Let's go back to last fall. In November, the FBI arrested six Estonian hackers and accused them of making millions from an online advertising scam that involved fake, or rogue, DNS servers. A "domain name service" computer contains software that connects the website name that you enter into your browser as a URL with the number that pinpoints the exact location of the server you are trying to connect to. You could call it the post office for the Web.
What the bad guys did was use malware to point the browser of an infected computer to their own servers instead of the desired destination. Those "fake" destinations generated clicks on ads. Legitimate advertisers paid the bad guys as much as $14 million for all those wayward clicks.
So, after the bust, the logical thing for the FBI to do was to shut down the rogue servers.
But, wait. If they did that, the FBI reasoned, more than half a million infected machines would "point" to a DNS server that was not there. In effect, those machines would be "disconnected" from the Internet.
And the FBI knew that those half-million infected machines in the U.S. included federal agencies, such as NASA.
The FBI opted to leave the servers running, ad-neutralized, to avoid disrupting Internet functionality. To give users time to deal with the disruption, the FBI secured a court order on March 12 that authorized the Internet Systems Consortium -- a nonprofit that supports the Internet's infrastructure -- to roll out and maintain temporary, "clean" DNS servers.
But the FBI doesn't want to be in the DNS server business, so on July 9, the "clean" servers will be shut down. At that point, anyone still infected with the DNS malware will seem to have lost Internet service.
Computers running Linux, iOS on iPhones and iPads or Android are not affected. That pretty much leaves PCs and Macs.
The DNS Changer Working Group, which has been maintaining the servers since their seizure, has created a website, dcwg.org, that allows you to check to see if your computer is infected. By clicking a link, you will either see a message with green (you are not infected) or red (you are).
The site also has a list of free tools to remove the malware.
Some security experts say the only way to really clean your computer is to format the hard drive and reinstall everything. While that certainly will work, it is a complicated and time-consuming process.
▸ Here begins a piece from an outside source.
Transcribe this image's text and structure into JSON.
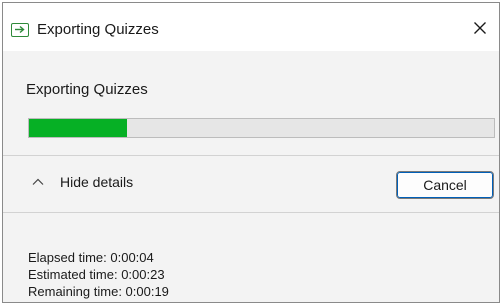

Barry Greene, the former director of Internet Systems Consortium, says the removal tools at dcwg.org should do the job.
So check your machine for infection and clean it up if you find any. Otherwise you might wake up July 10 and wonder where your Internet went.